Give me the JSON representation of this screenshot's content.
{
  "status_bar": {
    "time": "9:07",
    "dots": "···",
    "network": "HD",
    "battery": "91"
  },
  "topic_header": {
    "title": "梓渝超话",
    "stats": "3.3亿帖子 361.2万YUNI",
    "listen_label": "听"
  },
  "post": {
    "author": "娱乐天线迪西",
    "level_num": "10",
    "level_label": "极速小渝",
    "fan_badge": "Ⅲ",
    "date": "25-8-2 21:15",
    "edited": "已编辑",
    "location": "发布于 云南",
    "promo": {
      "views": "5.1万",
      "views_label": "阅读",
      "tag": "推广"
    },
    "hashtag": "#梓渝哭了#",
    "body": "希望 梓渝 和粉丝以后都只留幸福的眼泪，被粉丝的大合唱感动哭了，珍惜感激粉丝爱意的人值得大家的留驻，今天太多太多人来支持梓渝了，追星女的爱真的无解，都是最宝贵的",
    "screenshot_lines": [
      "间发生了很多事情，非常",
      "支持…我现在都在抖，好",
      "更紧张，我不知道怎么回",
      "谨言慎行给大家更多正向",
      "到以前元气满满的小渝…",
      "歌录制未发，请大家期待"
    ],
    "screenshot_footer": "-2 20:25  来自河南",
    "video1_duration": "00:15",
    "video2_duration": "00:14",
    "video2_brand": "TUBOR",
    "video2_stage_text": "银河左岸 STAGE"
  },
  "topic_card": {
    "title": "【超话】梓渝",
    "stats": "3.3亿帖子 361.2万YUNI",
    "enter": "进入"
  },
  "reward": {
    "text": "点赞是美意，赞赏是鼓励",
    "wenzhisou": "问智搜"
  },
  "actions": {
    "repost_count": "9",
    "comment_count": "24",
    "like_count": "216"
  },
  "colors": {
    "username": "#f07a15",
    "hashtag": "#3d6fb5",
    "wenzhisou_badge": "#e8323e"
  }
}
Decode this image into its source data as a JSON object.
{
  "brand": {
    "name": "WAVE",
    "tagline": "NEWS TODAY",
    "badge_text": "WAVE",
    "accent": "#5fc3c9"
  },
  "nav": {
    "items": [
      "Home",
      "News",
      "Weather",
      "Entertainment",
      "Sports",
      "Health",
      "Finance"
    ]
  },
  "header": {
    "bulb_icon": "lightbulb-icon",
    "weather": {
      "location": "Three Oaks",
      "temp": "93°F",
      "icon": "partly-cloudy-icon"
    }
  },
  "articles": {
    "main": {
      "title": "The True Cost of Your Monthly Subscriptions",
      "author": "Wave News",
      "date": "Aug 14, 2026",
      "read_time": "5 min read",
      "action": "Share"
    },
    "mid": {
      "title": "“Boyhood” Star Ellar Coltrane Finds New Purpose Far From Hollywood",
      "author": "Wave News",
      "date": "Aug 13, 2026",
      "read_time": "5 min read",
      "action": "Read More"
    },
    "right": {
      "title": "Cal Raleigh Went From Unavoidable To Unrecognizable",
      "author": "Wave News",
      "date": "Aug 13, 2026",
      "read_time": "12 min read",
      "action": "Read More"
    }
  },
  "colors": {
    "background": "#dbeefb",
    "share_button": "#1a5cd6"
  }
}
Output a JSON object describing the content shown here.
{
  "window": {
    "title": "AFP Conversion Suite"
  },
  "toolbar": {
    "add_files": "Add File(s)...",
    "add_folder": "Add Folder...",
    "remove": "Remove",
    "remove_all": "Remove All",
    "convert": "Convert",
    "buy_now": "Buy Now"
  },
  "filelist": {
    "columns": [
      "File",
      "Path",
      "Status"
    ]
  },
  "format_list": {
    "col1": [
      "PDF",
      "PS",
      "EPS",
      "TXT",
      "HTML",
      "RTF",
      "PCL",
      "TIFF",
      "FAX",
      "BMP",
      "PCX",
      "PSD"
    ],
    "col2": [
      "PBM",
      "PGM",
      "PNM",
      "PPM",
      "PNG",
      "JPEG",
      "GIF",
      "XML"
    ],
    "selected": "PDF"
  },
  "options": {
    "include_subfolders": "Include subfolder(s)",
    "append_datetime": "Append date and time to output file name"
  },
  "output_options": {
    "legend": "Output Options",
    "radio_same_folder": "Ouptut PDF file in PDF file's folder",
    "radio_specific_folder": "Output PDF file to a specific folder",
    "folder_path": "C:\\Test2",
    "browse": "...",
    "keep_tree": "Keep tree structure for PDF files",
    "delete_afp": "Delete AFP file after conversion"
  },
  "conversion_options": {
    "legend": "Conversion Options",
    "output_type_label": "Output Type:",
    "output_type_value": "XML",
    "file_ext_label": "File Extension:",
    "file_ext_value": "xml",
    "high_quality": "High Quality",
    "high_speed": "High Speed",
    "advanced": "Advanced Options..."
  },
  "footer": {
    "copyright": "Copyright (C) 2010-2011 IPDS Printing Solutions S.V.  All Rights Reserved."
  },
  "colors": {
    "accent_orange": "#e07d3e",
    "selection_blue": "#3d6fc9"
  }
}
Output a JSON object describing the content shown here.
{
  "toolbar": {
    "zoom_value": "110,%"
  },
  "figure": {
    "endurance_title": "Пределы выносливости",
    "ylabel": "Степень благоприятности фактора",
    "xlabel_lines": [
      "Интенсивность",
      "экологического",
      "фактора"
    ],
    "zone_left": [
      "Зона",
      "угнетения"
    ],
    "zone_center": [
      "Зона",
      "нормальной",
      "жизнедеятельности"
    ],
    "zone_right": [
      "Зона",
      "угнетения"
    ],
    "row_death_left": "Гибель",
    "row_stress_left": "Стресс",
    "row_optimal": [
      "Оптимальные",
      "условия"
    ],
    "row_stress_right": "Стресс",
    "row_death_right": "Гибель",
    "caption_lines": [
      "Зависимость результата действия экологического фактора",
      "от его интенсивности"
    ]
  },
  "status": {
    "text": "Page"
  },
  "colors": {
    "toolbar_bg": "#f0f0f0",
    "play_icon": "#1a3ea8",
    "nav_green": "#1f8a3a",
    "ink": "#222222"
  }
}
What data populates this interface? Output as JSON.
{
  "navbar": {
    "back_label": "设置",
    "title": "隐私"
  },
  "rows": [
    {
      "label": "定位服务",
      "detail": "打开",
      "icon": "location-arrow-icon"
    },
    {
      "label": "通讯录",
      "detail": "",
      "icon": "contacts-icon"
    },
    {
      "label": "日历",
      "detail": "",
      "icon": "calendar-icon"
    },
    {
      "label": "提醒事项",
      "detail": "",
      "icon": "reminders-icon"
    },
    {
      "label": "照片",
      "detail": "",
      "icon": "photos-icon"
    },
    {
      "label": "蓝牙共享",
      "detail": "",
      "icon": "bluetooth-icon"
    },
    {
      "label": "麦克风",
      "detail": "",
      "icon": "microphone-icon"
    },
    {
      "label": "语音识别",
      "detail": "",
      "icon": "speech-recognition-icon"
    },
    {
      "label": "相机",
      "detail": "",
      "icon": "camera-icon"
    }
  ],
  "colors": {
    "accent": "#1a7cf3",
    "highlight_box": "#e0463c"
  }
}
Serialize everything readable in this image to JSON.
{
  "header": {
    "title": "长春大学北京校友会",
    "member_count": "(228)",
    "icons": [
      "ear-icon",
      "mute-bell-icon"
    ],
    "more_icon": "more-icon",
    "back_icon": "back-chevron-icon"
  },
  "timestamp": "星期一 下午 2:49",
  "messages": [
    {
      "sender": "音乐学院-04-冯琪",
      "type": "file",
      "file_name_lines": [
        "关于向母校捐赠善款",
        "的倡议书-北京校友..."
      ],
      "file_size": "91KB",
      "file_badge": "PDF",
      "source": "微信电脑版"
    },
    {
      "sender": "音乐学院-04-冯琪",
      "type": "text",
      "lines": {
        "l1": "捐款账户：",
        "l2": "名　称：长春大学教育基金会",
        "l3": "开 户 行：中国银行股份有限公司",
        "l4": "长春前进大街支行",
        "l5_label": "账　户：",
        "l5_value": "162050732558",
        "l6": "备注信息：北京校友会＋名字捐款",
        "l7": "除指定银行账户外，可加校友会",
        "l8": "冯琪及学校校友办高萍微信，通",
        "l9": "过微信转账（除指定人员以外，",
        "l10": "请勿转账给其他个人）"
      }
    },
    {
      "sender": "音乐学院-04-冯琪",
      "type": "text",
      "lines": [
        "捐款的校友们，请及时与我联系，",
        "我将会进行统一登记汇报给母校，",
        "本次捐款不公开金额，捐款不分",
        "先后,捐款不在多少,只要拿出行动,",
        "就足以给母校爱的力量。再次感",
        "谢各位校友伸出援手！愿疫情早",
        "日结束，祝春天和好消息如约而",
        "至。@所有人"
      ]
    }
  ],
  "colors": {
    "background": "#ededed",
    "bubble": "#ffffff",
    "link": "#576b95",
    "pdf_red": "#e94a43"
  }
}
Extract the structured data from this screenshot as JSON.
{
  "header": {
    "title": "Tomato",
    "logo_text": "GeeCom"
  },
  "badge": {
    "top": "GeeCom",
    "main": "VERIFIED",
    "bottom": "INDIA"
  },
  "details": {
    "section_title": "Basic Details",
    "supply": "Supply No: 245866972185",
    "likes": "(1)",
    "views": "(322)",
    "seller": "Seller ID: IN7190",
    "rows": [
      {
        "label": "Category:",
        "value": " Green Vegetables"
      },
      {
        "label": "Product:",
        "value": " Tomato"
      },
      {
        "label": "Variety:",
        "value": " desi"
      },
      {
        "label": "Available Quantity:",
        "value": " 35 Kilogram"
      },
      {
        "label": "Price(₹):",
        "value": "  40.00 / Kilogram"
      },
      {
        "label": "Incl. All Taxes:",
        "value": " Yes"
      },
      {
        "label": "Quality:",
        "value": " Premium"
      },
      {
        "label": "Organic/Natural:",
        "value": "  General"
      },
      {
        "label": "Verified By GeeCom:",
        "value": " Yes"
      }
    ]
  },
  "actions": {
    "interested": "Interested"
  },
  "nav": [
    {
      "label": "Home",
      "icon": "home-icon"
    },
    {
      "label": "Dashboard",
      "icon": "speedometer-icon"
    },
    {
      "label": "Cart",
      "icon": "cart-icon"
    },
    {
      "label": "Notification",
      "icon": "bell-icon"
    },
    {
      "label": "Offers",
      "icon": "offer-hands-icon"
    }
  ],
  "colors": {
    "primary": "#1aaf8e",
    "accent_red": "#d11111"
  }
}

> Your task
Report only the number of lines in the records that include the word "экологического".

> Completed exercise
2